TASK DIRECTIONS -
Go through the entries below and copy every line that holds the word "JSON".

Entries taken from a collection
= = = = =
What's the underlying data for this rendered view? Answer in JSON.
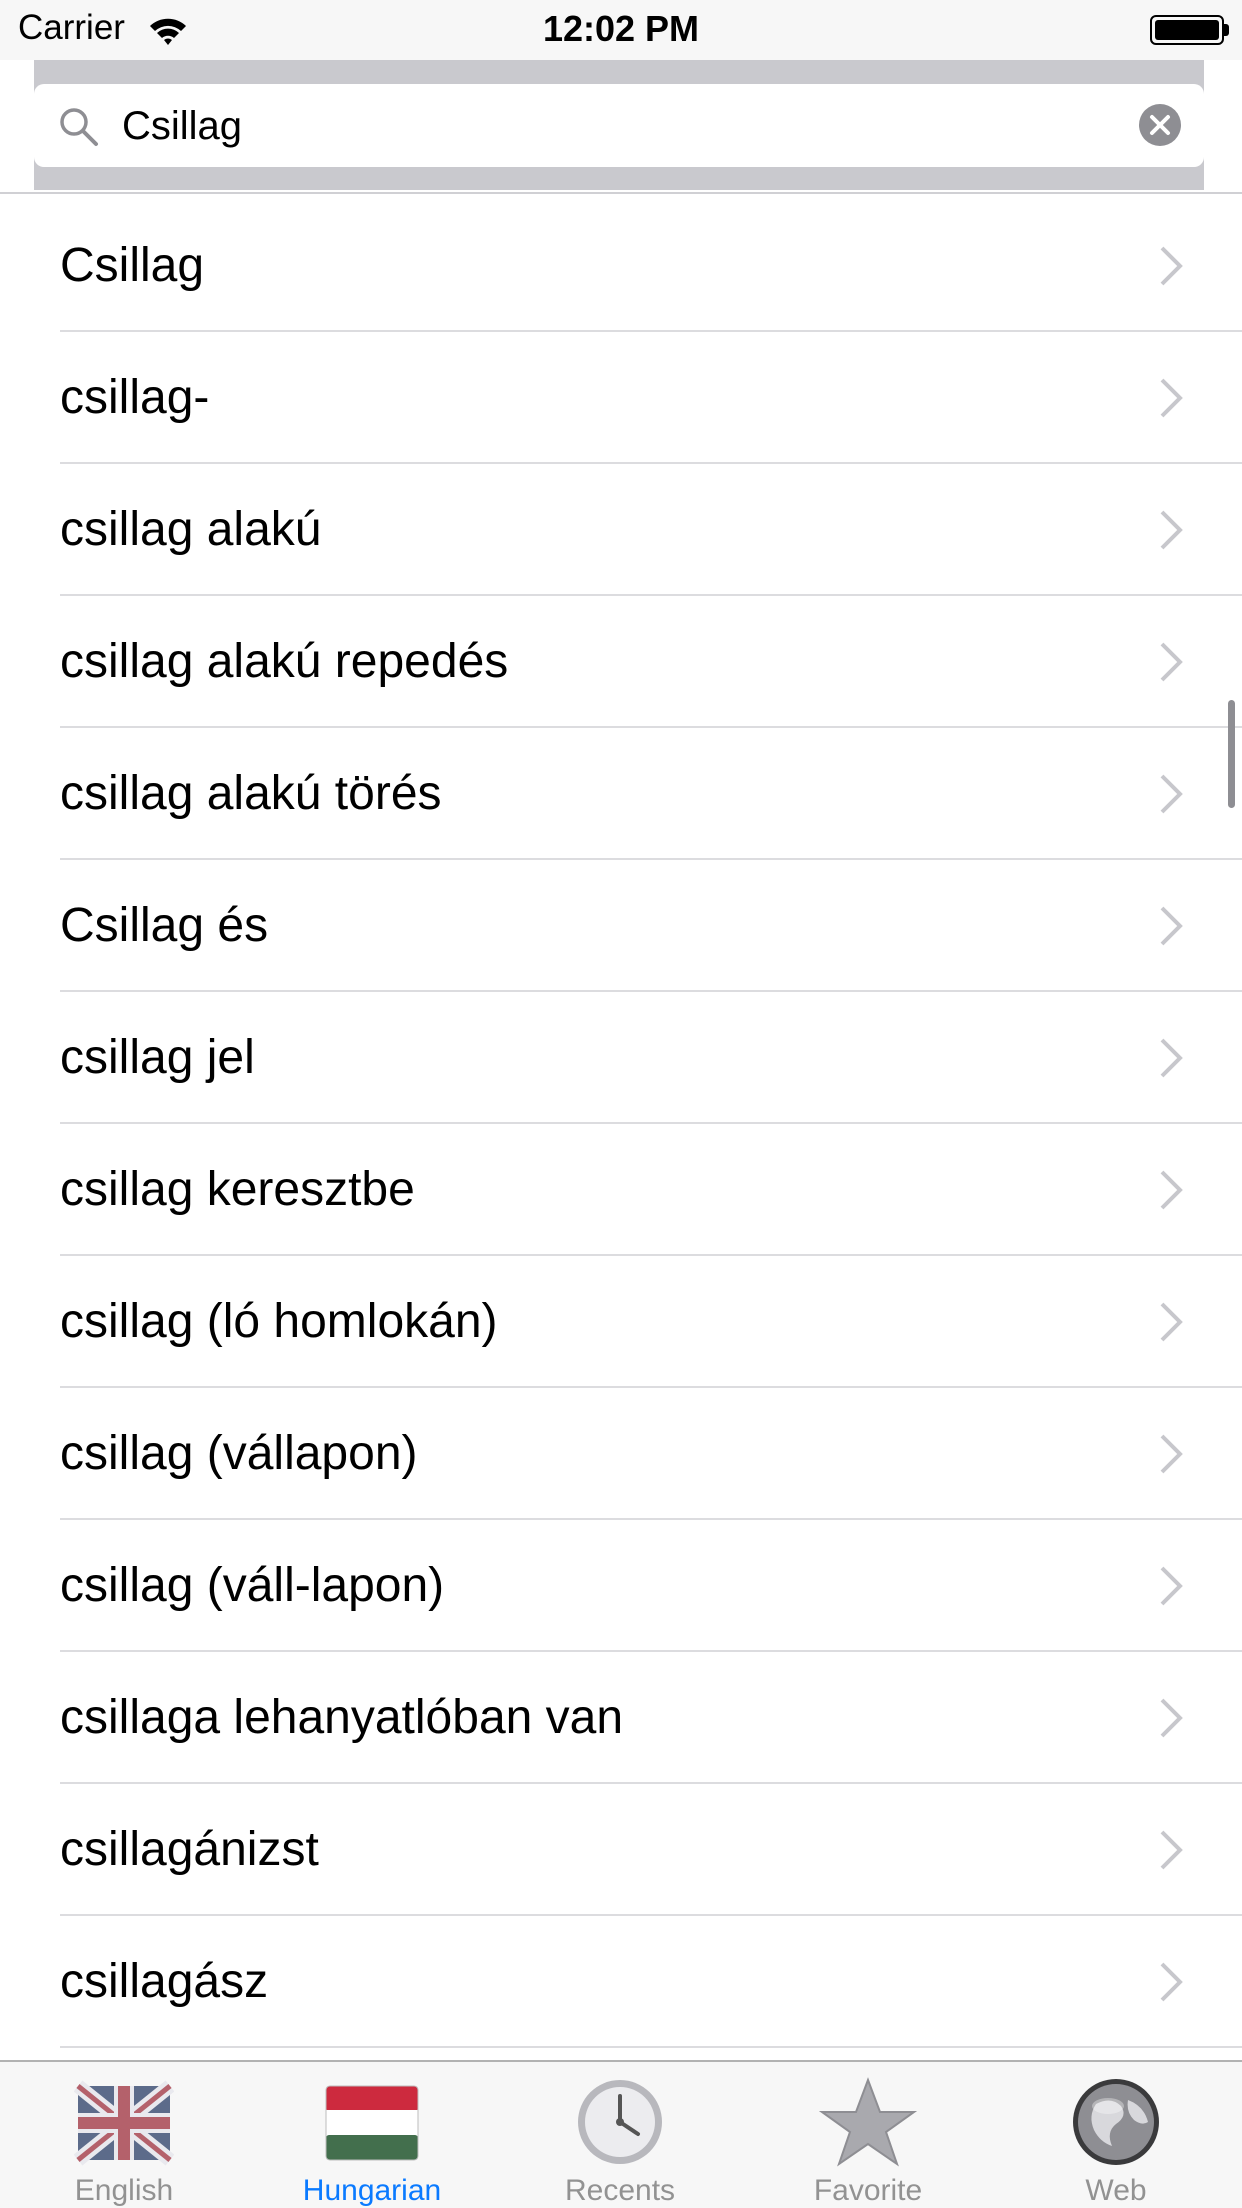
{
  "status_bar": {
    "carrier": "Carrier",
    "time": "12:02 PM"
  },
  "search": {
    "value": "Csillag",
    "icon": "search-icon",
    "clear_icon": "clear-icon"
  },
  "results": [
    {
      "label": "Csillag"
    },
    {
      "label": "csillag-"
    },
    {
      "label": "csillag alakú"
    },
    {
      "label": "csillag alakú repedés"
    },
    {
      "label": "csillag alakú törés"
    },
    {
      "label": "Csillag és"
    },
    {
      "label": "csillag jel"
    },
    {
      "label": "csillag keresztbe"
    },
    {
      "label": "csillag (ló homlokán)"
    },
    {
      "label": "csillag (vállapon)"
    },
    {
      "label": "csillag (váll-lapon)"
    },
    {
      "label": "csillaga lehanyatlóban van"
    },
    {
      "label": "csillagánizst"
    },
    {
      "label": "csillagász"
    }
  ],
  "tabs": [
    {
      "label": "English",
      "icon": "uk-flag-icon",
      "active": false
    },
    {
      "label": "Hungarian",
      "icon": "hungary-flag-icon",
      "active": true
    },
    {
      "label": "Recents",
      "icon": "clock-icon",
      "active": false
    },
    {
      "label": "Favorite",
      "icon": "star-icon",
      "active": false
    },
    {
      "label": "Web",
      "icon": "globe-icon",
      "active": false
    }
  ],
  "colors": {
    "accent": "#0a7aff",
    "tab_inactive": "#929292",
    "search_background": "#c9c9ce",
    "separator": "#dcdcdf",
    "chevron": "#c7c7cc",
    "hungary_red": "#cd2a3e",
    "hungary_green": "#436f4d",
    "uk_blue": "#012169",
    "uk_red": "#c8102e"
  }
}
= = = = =
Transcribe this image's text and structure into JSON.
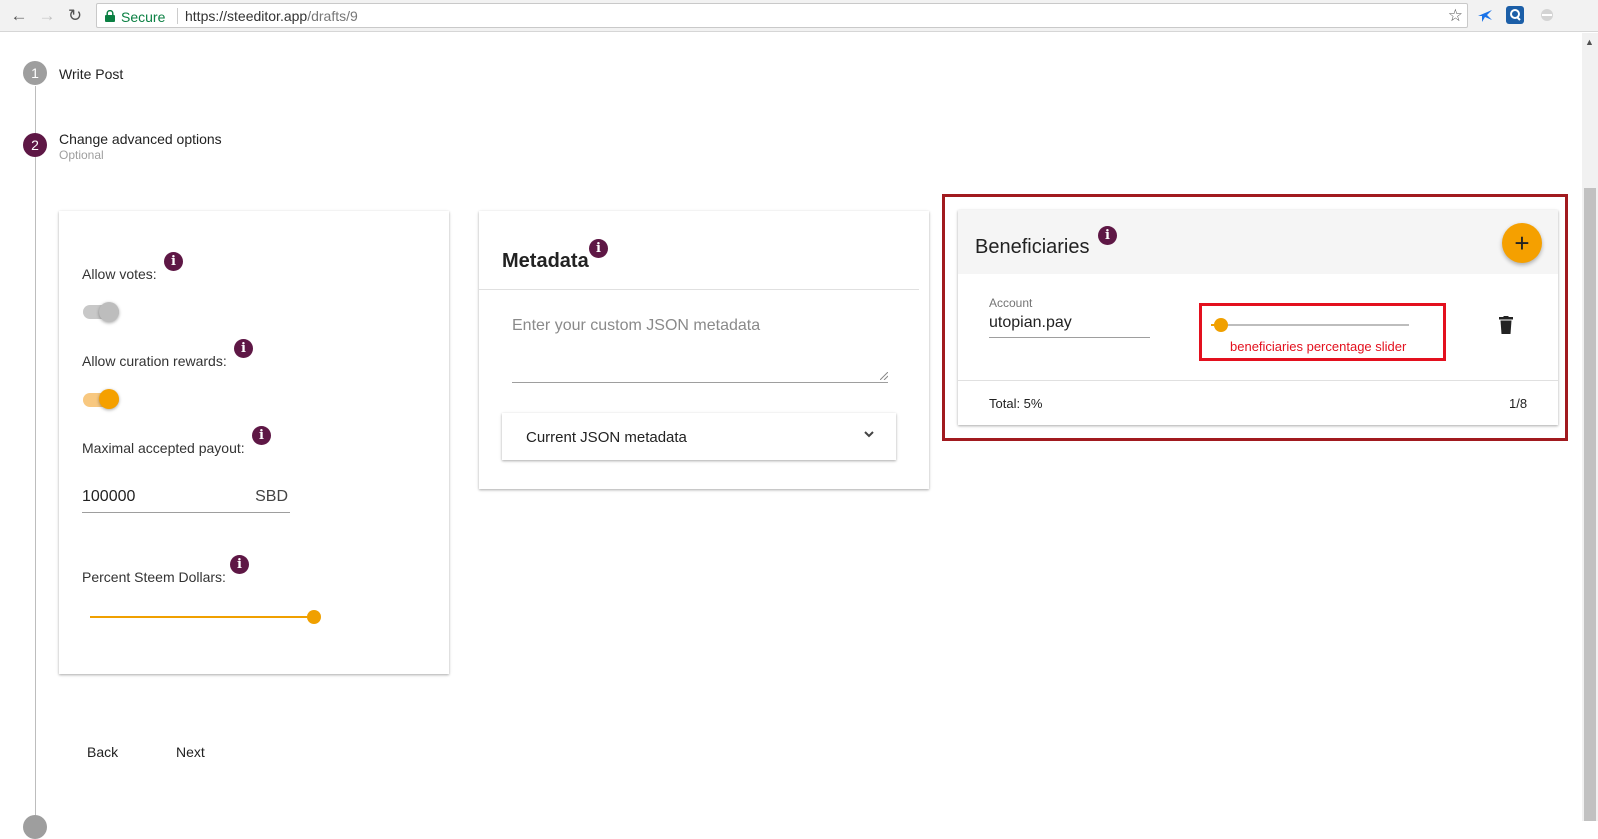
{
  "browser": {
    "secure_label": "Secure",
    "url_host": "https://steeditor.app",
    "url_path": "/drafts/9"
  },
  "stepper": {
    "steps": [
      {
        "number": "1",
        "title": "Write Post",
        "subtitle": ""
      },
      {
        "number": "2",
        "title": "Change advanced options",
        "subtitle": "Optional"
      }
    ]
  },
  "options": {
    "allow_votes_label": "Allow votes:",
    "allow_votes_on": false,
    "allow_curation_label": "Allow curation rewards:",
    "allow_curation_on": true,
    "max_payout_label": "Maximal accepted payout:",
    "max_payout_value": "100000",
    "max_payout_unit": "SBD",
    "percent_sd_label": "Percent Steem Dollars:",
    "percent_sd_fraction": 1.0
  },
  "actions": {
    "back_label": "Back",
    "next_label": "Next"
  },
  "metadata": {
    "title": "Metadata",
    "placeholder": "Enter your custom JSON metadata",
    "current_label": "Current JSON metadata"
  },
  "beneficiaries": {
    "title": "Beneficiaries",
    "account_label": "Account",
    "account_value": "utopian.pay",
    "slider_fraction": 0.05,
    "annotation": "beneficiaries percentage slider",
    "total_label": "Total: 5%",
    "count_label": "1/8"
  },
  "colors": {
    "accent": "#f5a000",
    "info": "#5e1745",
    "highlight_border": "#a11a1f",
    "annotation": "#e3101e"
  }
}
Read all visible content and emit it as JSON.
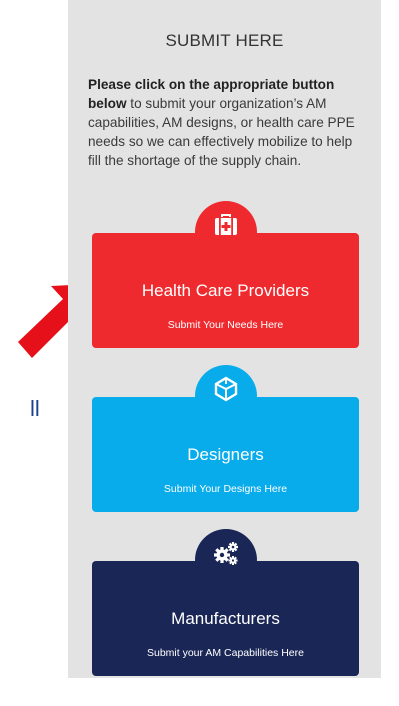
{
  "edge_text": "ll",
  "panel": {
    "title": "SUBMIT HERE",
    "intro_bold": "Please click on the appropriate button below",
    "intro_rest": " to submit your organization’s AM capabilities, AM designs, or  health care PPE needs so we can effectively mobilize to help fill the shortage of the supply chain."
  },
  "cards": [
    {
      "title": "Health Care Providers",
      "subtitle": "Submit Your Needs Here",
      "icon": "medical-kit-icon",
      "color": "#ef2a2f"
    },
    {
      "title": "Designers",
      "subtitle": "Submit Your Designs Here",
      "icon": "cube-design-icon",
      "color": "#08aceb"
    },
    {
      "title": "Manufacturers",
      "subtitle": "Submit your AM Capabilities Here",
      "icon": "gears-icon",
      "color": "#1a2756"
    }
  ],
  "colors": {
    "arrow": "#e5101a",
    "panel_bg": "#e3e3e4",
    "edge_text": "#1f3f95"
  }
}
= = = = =
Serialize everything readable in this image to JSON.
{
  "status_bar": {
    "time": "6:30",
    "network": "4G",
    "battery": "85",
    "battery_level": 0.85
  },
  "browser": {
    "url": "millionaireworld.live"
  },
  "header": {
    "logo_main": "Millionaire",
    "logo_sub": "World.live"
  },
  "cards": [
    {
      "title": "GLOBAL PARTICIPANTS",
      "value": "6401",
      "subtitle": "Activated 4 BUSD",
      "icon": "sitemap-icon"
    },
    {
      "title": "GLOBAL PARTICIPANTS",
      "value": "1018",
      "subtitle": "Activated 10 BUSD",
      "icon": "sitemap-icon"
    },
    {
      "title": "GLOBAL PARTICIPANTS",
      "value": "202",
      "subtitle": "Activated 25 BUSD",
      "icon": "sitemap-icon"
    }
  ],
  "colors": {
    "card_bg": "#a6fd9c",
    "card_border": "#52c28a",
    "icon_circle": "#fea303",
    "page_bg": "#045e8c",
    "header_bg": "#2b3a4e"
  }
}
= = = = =
RESPONSE BOX -
What's the underlying data for this rendered view? Answer in JSON.
Transcribe this image's text and structure into JSON.
    "placeholder": "Enter your custom JSON metadata",
    "current_label": "Current JSON metadata"
Read all visible content and emit it as JSON.
Serialize everything readable in this image to JSON.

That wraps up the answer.